The majority of Floridians have breathed a sigh of relief now that Hurricane Nate has shifted its course to the west. Unfortunately for those in the western panhandle along the Florida/Alabama border and residents of Louisiana, the storm is expected to intensify before impacting the U.S.
29 Florida counties, as well as Alabama, Louisiana and Mississippi fell under a state of emergency. The National Hurricane Center reports the storm’s maximum sustained winds at 80 miles per hour as the hurricane was about 345 miles south-southeast of the Mississippi river and expected to strengthen before making landfall.
Mitch Landrieu, Mayor of New Orleans said Nate’s winds could cause significant power outages. Storm surges are projected to be six to nine feet high. The storm was moving north-northwest at 22 miles per hour according to the NHC’s most recent update.
A hurricane watch was issued from Grand Isle, Louisiana to the Alabama-Florida border.
Ahead of the storm, nearly three-quarters of all U.S. Gulf of Mexico oil production was taken offline. More oil companies ceased operations on Friday. The shutdown affects production of more than 1 million barrels of oil per day.
The Financial Times reported that the price of crude oil was driven down on Friday due in large to Nate’s strengthening and its forecast to hit the US Gulf of Mexico coast on Saturday night. The predictions prompted traders to anticipate disruption to gulf oil refineries.
The gulf is home to about one-fifth of the U.S. oil output. Hurricane Harvey interrupted the area, causing production to fall behind. But drillers who pump crude from offshore platforms have rebounded to produce at record-breaking levels of more than 1.7 million barrels a day.

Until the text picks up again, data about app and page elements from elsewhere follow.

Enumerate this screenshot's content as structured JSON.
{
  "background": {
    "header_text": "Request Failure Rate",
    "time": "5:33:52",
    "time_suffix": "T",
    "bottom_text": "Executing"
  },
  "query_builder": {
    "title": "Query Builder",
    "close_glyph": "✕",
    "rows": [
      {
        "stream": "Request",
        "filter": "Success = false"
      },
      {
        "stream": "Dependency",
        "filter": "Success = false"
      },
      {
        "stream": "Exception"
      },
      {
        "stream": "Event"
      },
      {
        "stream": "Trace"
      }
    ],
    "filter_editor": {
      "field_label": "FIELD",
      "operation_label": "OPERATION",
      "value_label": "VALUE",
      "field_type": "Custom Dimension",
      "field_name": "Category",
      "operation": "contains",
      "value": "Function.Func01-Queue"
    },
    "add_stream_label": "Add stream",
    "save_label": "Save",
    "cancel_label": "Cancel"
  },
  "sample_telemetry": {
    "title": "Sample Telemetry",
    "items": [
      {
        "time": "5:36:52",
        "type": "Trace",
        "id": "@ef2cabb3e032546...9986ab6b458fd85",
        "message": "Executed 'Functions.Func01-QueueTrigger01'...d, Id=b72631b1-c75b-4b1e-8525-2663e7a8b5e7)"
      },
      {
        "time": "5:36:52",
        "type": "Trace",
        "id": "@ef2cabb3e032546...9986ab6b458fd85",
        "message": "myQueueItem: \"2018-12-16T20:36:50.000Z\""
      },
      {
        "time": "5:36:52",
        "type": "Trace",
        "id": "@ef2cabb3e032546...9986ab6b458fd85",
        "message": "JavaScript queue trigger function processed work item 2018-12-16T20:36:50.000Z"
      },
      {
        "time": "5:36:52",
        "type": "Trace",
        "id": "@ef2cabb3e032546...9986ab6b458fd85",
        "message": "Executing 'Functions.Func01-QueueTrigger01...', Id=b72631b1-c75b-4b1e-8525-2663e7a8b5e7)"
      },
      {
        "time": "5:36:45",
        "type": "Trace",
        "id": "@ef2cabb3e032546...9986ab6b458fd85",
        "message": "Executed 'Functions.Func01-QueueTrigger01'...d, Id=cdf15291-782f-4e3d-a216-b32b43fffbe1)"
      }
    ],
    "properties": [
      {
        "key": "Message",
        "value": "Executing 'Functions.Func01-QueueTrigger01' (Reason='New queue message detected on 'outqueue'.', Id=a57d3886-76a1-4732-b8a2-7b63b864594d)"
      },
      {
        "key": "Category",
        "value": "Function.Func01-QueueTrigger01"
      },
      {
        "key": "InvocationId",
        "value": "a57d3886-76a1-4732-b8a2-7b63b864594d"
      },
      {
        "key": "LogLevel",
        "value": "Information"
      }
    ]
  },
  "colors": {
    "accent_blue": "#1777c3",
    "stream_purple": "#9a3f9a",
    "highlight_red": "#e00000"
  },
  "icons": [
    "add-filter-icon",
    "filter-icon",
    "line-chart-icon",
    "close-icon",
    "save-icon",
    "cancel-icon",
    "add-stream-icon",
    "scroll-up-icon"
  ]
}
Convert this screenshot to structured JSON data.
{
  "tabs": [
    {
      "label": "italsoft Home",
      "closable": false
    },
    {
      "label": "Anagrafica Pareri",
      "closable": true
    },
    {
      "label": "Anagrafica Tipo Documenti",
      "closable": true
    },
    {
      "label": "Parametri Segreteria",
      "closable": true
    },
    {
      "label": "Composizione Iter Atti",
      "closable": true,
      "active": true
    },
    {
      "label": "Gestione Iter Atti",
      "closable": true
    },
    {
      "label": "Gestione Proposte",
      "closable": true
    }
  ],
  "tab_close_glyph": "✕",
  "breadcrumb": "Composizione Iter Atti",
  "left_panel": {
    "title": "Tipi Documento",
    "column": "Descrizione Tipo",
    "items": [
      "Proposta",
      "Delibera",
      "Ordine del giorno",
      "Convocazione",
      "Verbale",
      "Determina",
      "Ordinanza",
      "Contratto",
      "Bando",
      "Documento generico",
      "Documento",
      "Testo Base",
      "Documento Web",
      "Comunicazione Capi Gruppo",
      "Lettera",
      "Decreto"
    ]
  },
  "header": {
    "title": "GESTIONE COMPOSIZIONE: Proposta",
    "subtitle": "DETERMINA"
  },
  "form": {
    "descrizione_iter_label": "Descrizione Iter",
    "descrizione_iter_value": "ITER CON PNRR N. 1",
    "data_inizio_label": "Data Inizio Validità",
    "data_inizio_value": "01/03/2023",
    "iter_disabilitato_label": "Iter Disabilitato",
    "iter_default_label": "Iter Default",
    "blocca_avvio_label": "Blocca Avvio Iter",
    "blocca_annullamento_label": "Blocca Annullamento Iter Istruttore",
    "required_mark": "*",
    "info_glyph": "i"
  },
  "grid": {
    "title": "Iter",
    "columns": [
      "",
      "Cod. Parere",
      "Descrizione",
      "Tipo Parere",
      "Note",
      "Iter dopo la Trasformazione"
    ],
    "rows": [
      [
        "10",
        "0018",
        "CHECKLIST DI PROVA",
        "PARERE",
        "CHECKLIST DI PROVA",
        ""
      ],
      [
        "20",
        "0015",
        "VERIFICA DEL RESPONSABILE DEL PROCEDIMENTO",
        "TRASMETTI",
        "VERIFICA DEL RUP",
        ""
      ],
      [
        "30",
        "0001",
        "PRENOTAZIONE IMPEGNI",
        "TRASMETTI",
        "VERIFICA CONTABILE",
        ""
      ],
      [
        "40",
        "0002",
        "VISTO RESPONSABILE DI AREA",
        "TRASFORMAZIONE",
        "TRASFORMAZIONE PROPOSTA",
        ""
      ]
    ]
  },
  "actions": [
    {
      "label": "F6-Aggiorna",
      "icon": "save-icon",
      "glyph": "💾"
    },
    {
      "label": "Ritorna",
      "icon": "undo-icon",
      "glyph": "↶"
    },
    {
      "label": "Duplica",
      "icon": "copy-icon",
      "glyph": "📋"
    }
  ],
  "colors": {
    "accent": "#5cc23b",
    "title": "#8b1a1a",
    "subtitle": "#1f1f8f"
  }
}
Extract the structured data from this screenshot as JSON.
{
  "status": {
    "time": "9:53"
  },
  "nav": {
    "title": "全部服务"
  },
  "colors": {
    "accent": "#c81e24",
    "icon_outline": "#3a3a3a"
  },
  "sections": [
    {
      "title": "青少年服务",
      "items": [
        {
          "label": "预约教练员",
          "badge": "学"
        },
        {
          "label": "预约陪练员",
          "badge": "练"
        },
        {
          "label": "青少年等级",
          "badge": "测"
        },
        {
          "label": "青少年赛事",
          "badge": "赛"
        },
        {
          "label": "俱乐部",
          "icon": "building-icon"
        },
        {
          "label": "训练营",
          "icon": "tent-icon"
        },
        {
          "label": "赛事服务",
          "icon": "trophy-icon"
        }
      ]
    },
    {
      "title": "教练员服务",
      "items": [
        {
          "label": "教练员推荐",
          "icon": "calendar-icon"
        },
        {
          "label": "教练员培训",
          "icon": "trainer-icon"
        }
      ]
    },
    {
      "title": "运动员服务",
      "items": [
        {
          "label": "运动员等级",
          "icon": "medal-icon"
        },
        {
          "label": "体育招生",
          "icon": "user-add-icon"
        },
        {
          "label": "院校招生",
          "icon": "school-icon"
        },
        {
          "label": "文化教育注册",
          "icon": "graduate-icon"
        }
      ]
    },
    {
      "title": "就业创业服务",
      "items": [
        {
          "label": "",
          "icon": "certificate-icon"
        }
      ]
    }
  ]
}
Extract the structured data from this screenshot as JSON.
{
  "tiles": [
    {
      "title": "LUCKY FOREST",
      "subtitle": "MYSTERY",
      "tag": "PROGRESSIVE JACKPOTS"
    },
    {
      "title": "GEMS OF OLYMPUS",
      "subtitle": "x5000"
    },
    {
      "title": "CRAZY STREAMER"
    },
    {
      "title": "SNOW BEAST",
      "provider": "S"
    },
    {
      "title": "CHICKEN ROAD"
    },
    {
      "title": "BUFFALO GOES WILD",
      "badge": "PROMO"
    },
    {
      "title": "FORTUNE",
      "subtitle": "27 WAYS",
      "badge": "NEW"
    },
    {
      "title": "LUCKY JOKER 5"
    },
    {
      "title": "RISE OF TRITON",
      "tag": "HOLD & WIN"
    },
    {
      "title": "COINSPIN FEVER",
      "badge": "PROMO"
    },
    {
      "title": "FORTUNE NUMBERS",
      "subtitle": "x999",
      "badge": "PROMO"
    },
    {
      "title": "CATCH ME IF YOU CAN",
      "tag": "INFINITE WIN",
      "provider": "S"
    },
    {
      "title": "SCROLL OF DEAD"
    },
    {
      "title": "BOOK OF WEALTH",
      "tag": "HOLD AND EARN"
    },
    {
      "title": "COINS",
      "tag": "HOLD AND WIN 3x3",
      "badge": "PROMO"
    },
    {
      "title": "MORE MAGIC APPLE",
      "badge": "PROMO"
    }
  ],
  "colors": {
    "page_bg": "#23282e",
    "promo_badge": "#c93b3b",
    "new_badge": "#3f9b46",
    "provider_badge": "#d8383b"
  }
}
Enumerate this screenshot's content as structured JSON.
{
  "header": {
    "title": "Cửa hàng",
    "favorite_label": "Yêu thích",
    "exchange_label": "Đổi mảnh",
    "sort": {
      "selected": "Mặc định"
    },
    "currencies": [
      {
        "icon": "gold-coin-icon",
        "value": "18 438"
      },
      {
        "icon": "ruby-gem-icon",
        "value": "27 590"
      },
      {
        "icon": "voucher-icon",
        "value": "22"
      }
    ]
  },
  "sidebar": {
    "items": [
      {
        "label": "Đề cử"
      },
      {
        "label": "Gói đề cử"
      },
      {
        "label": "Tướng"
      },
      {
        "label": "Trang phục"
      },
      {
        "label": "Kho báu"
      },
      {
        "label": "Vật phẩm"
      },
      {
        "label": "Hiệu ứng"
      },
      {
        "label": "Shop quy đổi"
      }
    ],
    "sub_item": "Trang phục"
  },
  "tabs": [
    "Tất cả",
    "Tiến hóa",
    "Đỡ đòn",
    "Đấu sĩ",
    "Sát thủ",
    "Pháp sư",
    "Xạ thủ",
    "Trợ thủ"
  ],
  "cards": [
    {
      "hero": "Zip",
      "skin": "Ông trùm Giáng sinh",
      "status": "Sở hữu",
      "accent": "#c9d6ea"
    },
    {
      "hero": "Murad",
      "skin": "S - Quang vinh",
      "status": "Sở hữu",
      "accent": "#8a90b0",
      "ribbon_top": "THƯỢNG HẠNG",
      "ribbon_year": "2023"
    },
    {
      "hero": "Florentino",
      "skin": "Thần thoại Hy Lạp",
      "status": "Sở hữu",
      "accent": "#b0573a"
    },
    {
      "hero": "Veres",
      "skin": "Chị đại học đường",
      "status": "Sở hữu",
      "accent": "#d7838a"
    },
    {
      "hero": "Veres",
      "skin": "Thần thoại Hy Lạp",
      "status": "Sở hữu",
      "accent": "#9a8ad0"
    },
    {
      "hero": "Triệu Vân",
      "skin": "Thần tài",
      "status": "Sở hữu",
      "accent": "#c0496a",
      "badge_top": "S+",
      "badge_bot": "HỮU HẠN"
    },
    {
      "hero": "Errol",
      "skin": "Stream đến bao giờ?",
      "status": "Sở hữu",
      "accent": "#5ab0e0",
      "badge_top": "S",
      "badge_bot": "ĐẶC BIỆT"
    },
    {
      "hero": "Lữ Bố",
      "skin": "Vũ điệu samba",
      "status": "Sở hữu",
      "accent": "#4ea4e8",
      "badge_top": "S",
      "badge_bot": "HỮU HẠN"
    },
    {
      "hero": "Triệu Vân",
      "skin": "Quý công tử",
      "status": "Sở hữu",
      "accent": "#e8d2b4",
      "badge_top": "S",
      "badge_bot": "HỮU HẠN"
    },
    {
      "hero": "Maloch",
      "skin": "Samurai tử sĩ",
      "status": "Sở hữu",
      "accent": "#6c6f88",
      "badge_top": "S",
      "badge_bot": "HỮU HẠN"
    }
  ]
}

Although the trajectory of Hurricane Nate brings it right through the heart of the U.S. Gulf of Mexico oil and gas producing region, officials are hoping the preemptive measures will help insure the lowest impact on oil production and prices.